Chances are, we will never see a heartwarming Aaron Sorkin movie about somebody with a learning disability or severe handicap they had to overcome. This is for the best. The most caffeinated major American screenwriter, Sorkin only seems to find his voice when inhabiting a frantically energetic persona whose thoughts outrun their ability to verbalize and emote them. The start of his latest movie, Molly's Game, is so resolutely Sorkin-esque that it's almost a self-parody. Only this time, like most of his better work, it's based on a true story.

Keep reading... Show less

There's something characteristically English about the Royal Society, whereby strangers gather under the aegis of some shared interest to read, study, and form friendships and in which they are implicitly agreed to exist insulated and apart from political differences.

There is an amusing detail in The Curious World of Samuel Pepys and John Evelyn that is emblematic of the kind of intellectual passions that animated the educated elite of late 17th-century England. We learn that Henry Oldenburg, the first secretary of the Royal Society, had for many years carried on a bitter dispute with Robert Hooke, one of the great polymaths of the era whose name still appears to students of physics and biology. Was the root of their quarrel a personality clash, was it over money or property, over love, ego, values? Something simple and recognizable? The precise source of their conflict was none of the above exactly but is nevertheless revealing of a specific early modern English context: They were in dispute, Margaret Willes writes, "over the development of the balance-spring regulator watch mechanism."

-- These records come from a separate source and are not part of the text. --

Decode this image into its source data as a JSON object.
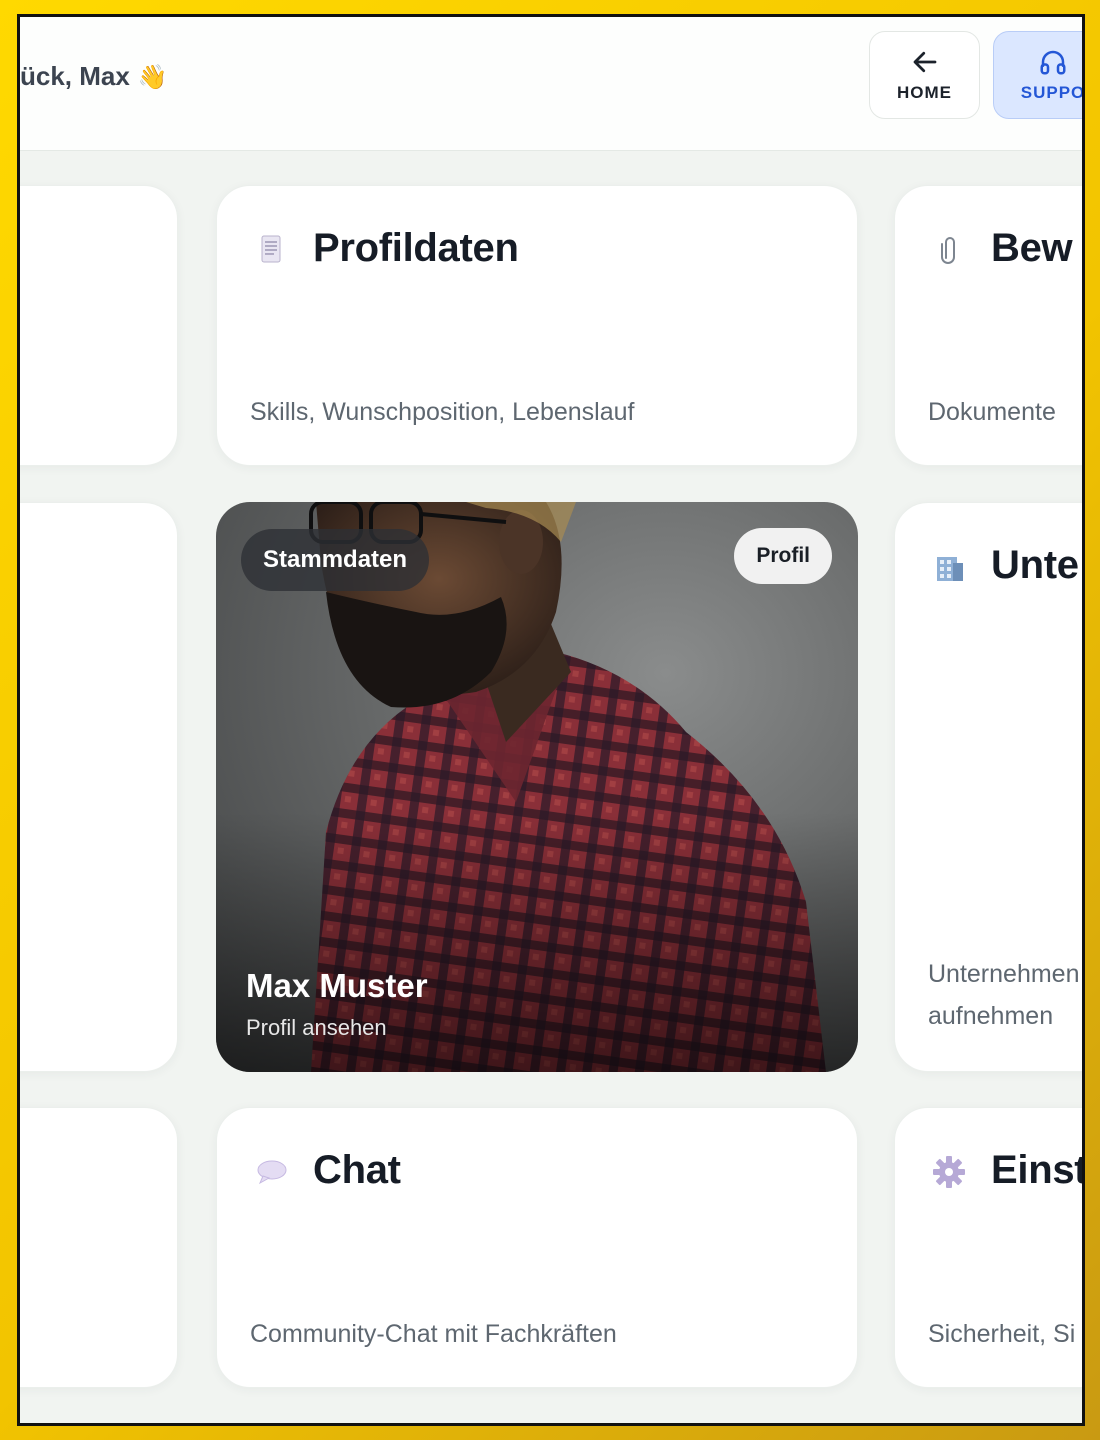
{
  "header": {
    "greeting": "ück, Max",
    "wave_icon": "waving-hand-icon",
    "home_label": "HOME",
    "home_icon": "arrow-left-icon",
    "support_label": "SUPPO",
    "support_icon": "headphones-icon"
  },
  "cards": {
    "profildaten": {
      "title": "Profildaten",
      "description": "Skills, Wunschposition, Lebenslauf",
      "icon": "document-icon"
    },
    "bewerbung": {
      "title": "Bew",
      "description": "Dokumente",
      "icon": "paperclip-icon"
    },
    "unternehmen": {
      "title": "Unte",
      "description": "Unternehmen aufnehmen",
      "icon": "building-icon"
    },
    "chat": {
      "title": "Chat",
      "description": "Community-Chat mit Fachkräften",
      "icon": "speech-bubble-icon"
    },
    "einstellungen": {
      "title": "Einst",
      "description": "Sicherheit, Si",
      "icon": "gear-icon"
    }
  },
  "profile_card": {
    "badge": "Stammdaten",
    "tag": "Profil",
    "name": "Max Muster",
    "link": "Profil ansehen"
  },
  "colors": {
    "accent": "#2457d6",
    "support_bg": "#dbe7ff",
    "page_bg": "#f1f4f1",
    "frame": "#ffd900"
  }
}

Keep reading... Show less
Pop Ten
Mixed Media
PM Picks

© 1999-2017 All rights reserved.
Popmatters is wholly independently owned and operated.